This article is dedicated in great respect and friendship to the memory of Mike Piette who co-authored our ranking of economics journals that was published in the Journal of Economic Literature in 1994. Mike died an untimely death in 2009 while engaged in a hobby he loved – flying. He was passionate about life generally and economics in particular. He was much loved and is much missed. Research assistance was provided by Nik Markopoulos, Nick Massoulli, David Wright, Tim Caine, Natasha Clark, and Josh Lewis. I especially appreciate the statistical assistance of Suman Majumdar and the constructive suggestions provided by Andrew Oswald and three anonymous reviewers. Responsibility for any errors is mine alone.
On the Use and Abuse of Economics Journal Rankings
Article first published online: 2 SEP 2013
© 2013 The Author(s). The Economic Journal © 2013 Royal Economic Society
The Economic Journal
Volume 123, Issue 570, pages F223–F254, August 2013
How to Cite
Laband, D. N. (2013), On the Use and Abuse of Economics Journal Rankings. The Economic Journal, 123: F223–F254. doi: 10.1111/ecoj.12067
- Issue published online: 2 SEP 2013
- Article first published online: 2 SEP 2013
- Accepted manuscript online: 1 JUL 2013 08:32AM EST

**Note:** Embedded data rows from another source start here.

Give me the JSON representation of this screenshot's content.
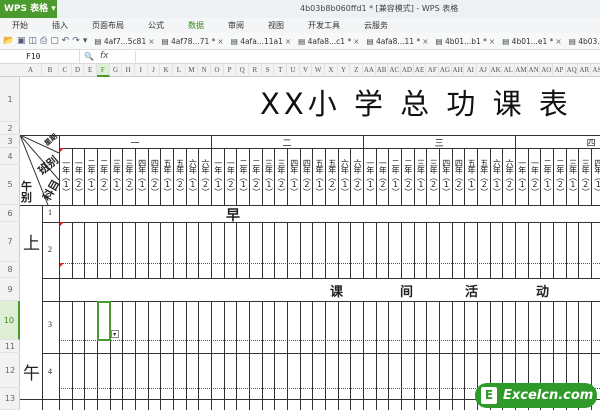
{
  "app": {
    "name": "WPS 表格",
    "doc_title": "4b03b8b060ffd1 * [兼容模式] - WPS 表格"
  },
  "menu": [
    "开始",
    "插入",
    "页面布局",
    "公式",
    "数据",
    "审阅",
    "视图",
    "开发工具",
    "云服务"
  ],
  "menu_active": "数据",
  "doc_tabs": [
    "4af7...5c81",
    "4af78...71 *",
    "4afa...11a1",
    "4afa8...c1 *",
    "4afa8...11 *",
    "4b01...b1 *",
    "4b01...e1 *",
    "4b03..."
  ],
  "formula_bar": {
    "name_box": "F10",
    "fx": "fx",
    "value": ""
  },
  "column_letters": [
    "A",
    "B",
    "C",
    "D",
    "E",
    "F",
    "G",
    "H",
    "I",
    "J",
    "K",
    "L",
    "M",
    "N",
    "O",
    "P",
    "Q",
    "R",
    "S",
    "T",
    "U",
    "V",
    "W",
    "X",
    "Y",
    "Z",
    "AA",
    "AB",
    "AC",
    "AD",
    "AE",
    "AF",
    "AG",
    "AH",
    "AI",
    "AJ",
    "AK",
    "AL",
    "AM",
    "AN",
    "AO",
    "AP",
    "AQ",
    "AR",
    "AS"
  ],
  "selected_column": "F",
  "row_numbers": [
    "1",
    "2",
    "3",
    "4",
    "5",
    "6",
    "7",
    "8",
    "9",
    "10",
    "11",
    "12",
    "13"
  ],
  "selected_row": "10",
  "sheet": {
    "title": "XX小 学 总 功 课 表",
    "header_corner": {
      "day": "星期",
      "class": "班别",
      "subject": "科目",
      "period": "午别"
    },
    "days": [
      "一",
      "二",
      "三",
      "四"
    ],
    "classes": [
      "一年（1）",
      "一年（2）",
      "二年（1）",
      "二年（2）",
      "三年（1）",
      "三年（2）",
      "四年（1）",
      "四年（2）",
      "五年（1）",
      "五年（2）",
      "六年（1）",
      "六年（2）"
    ],
    "morning_label": [
      "上",
      "午"
    ],
    "periods": [
      "1",
      "2",
      "3",
      "4"
    ],
    "row6_text": "早",
    "row9_text": [
      "课",
      "间",
      "活",
      "动"
    ]
  },
  "watermark": {
    "letter": "E",
    "text": "Excelcn.com"
  },
  "colors": {
    "accent": "#4b9a2d"
  }
}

There are several aspects of journal-level citations that, taken together, provide considerably more information than mean citations per article. This information is likely to be more useful, in terms of helping someone form more accurate expectations of the quality of a given article published in a journal, than the information provided by mean citations per article only. I provide data that both illustrate this point and offer a range of information about the citations to papers published in 248 economics journals during the period 2001–5.